“Another film about a film that wasn’t,” is how Feder describes Frank Pavich’s documentary about mystic Mexican movie maker Alejandro Jodorowsky’s efforts to adapt Frank Herbert’s sci-fi epic (David Lynch would end up with the job, a debacle that perhaps deserves its own movie). “Pavich’s film sells you on Jodorowsky’s vision through animated H.R. Giger [the designer behind ‘Alien’] storyboards and the casting of Orson Welles, who was enticed by the services of his favorite chef. But the excesses of this vision were its downfall.”

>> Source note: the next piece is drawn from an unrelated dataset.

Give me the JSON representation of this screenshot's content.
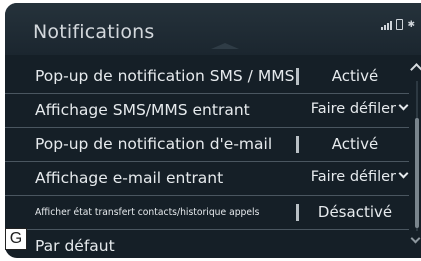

A scene from the documentary "The Act of Killing." Drafthouse Films